[Start of Attachment]

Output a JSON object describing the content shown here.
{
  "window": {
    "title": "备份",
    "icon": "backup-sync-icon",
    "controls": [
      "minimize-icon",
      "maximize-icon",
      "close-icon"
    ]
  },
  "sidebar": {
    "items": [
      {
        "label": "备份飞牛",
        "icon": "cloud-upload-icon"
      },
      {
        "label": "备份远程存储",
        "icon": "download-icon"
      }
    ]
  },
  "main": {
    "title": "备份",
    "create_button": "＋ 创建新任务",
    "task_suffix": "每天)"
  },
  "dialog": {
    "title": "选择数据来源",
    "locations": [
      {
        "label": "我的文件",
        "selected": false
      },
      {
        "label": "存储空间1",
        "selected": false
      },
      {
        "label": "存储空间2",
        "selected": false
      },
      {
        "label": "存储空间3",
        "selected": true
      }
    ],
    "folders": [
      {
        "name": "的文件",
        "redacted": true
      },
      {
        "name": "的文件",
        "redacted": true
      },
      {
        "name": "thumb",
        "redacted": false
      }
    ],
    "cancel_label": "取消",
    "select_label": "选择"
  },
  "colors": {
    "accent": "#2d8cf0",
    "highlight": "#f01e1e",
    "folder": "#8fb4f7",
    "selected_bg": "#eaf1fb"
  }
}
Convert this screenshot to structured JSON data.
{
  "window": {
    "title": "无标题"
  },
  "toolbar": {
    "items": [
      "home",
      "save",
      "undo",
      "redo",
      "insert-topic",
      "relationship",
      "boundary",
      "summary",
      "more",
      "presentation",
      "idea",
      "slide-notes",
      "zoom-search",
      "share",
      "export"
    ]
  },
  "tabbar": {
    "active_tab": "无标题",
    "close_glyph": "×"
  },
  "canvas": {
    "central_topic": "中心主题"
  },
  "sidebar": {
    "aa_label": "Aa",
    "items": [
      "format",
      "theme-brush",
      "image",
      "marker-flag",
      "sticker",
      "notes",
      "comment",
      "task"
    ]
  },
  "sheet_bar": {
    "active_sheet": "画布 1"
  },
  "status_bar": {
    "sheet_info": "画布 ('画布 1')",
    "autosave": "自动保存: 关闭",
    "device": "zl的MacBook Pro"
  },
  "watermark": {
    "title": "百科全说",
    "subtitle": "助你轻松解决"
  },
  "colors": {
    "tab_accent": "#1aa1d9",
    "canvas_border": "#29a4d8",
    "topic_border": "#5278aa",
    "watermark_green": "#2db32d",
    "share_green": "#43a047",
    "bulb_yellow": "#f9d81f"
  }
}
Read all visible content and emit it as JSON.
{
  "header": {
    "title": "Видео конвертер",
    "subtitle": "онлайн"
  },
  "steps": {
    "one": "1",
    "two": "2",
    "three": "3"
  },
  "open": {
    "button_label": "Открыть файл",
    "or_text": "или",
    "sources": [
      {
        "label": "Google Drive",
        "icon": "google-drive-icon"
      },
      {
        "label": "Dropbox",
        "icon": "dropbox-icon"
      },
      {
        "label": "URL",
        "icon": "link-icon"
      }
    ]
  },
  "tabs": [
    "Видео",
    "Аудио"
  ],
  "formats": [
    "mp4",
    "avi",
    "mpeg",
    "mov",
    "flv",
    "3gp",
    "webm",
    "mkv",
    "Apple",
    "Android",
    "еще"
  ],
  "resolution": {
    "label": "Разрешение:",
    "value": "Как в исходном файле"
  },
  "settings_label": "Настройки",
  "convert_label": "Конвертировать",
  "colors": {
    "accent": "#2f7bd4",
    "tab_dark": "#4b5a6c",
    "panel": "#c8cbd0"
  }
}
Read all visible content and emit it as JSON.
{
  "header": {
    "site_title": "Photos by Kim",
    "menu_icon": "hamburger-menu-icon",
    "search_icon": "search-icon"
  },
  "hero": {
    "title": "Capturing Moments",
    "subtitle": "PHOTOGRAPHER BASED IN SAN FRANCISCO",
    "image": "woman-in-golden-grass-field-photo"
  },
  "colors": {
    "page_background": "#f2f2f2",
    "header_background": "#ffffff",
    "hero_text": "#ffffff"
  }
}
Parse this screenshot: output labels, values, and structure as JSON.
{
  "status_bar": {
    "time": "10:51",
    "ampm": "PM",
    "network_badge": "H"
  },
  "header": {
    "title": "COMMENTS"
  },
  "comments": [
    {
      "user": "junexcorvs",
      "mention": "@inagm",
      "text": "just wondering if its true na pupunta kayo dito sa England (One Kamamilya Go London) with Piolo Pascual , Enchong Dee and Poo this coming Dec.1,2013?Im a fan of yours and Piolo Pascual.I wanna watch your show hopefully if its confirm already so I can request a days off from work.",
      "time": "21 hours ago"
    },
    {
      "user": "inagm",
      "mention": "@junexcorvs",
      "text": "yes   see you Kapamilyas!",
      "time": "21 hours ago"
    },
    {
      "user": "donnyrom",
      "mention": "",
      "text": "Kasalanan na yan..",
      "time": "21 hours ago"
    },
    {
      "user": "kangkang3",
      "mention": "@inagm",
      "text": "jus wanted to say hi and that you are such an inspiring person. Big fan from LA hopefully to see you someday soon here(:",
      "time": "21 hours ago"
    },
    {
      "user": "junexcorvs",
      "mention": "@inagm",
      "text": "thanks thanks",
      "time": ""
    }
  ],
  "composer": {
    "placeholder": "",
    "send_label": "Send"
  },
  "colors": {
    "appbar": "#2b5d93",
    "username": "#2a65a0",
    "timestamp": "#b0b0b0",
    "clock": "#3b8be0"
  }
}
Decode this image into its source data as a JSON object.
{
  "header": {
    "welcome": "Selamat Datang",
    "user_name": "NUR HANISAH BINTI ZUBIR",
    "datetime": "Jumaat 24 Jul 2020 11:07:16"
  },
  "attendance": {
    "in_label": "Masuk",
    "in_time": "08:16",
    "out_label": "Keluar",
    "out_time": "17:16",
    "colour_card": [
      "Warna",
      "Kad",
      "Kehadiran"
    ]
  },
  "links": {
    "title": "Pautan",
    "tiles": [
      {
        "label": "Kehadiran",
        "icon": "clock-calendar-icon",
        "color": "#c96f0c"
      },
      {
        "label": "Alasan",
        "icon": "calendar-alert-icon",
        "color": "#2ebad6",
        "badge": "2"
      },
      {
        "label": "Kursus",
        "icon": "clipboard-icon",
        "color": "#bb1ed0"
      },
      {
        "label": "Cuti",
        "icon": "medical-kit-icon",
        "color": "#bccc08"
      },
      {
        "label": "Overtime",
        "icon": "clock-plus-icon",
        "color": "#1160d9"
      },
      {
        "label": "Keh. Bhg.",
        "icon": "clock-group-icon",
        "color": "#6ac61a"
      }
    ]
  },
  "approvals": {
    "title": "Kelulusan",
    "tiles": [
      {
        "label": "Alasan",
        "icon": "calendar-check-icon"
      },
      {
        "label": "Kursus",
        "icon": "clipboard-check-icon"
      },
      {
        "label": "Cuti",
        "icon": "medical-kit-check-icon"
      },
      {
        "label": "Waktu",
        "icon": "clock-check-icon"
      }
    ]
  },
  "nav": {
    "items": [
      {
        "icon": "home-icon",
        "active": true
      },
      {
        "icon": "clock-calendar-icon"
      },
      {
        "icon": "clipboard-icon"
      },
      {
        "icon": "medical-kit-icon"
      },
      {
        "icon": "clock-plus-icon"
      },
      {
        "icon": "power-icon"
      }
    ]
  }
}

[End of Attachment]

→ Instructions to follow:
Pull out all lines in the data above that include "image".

→ Solution to this problem:
      "image",
    "image": "woman-in-golden-grass-field-photo"
Decode this image into its source data as a JSON object.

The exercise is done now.